I love fairytales and folktales of all kinds, but I've been in love with the concept of Russian fairy tales in particular for years, ever since I was sixteen, sitting in the large main room at the summer camp where I worked one night, listening to a visitor read to us all, about sixty 8-12 year olds and 12 teenaged staffers, from a collection. It was a dark summer night in Sonoma County, too far south for the persistent twilight glow on the horizon that would accompany the telling of these tales in their natural environment. The translation was choppy, as they all are, and the reader was doing just that, reading, and not reciting, not improvising. But it didn't matter--it was the closest I'd been to hearing these stories the way they were probably first told, at just the right time to imagine myself as the kitchen maid who occasionally surfaced (I was, after all, basically a dishwasher), and the atmosphere of that evening has clung to them for me ever since.

Now, I find that I need to know more about these stories. And despite some coursework on fairy tales in grad school, despite teaching a unit on fairy tales each time I taught Children's Literature, I'm not actually familiar with any more than that atmosphere and the basics, Baba Yaga and the Water of Life. So I'll be tracking my exploration of them here. I expect to find the sorts of things that I love finding in other folktales--strange, unquestioned magic, nearly-impossible tasks, unexpected helpers, wise crones, foolish princes, and princely fools--but with a particular flavor to them. For now, I'm continuing with the W.R.S. Ralston version, though I'm listening to it, not reading it, courtesy of Librivox. Starting with Ralston has the added benefit of giving me the 19th century English take on these tales, a perspective not unuseful to this particular project. I'll be keeping you posted.

Thursday
Dec182014

From "The Fiend"

“Marusia, sweetheart!” says he, “would you like me to marry you?”

“If you like to marry me, I will gladly marry you. But where do you come from?”

“From such and such a place. I’m clerk at a merchant’s.”

Then they bade each other farewell and separated. When Marusia got home, her mother asked her:

“Well, daughter! have you enjoyed yourself?”

“Yes, mother. But I’ve something pleasant to tell you besides. There was a lad there from the neighborhood, good-looking and with lots of money, and he promised to marry me.”

“Harkye Marusia! When you go to where the girls are to-morrow, take a ball of thread with you, make a noose in it, and, when you are going to see him off, throw it over one of his buttons, and quietly unroll the ball; then, by means of the thread, you will be able to find out where he lives.”

Next day Marusia went to the gathering, and took a ball of thread with her. The youth came again.

“Good evening, Marusia!” said he.

“Good evening!” said she.

Games began and dances. Even more than before did he stick to Marusia, not a step would he budge from her.

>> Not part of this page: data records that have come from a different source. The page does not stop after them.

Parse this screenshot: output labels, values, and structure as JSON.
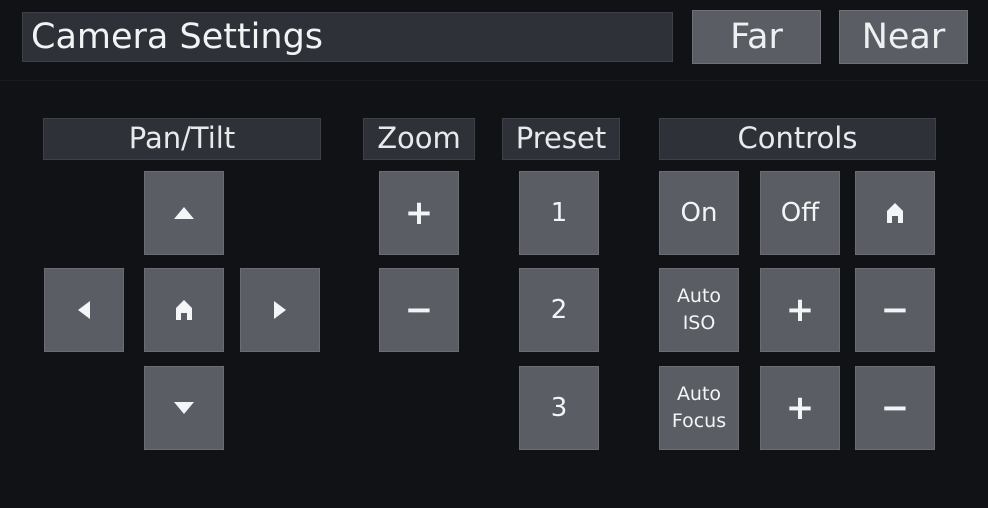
{
  "header": {
    "title": "Camera Settings",
    "far_label": "Far",
    "near_label": "Near"
  },
  "sections": {
    "pan_tilt": "Pan/Tilt",
    "zoom": "Zoom",
    "preset": "Preset",
    "controls": "Controls"
  },
  "pan_tilt": {
    "up_icon": "triangle-up-icon",
    "down_icon": "triangle-down-icon",
    "left_icon": "triangle-left-icon",
    "right_icon": "triangle-right-icon",
    "home_icon": "home-icon"
  },
  "zoom": {
    "in_label": "+",
    "out_label": "−"
  },
  "presets": [
    "1",
    "2",
    "3"
  ],
  "controls": {
    "on_label": "On",
    "off_label": "Off",
    "home_icon": "home-icon",
    "auto_iso_line1": "Auto",
    "auto_iso_line2": "ISO",
    "iso_plus": "+",
    "iso_minus": "−",
    "auto_focus_line1": "Auto",
    "auto_focus_line2": "Focus",
    "focus_plus": "+",
    "focus_minus": "−"
  },
  "colors": {
    "background": "#111215",
    "button": "#5a5e64",
    "label_bg": "#2e3238",
    "text": "#eceef0"
  }
}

The time came for going home.

“Come and see me off, Marusia!” says the stranger.

She went out into the street, and while she was taking leave of him she quietly dropped the noose over one of his buttons. He went his way, but she remained where she was, unrolling the ball. When she had unrolled the whole of it, she ran after the thread to find out where her betrothed lived. At first the thread followed the road, then it stretched across hedges and ditches, and led Marusia towards the church and right up to the porch. Marusia tried the door; it was locked. She went round the church, found a ladder, set it against a window, and climbed up it to see what was going on inside. Having got into the church, she looked—and saw her betrothed standing beside a grave and devouring a dead body—for a corpse had been left for that night in the church.

source courtesy of Project Gutenberg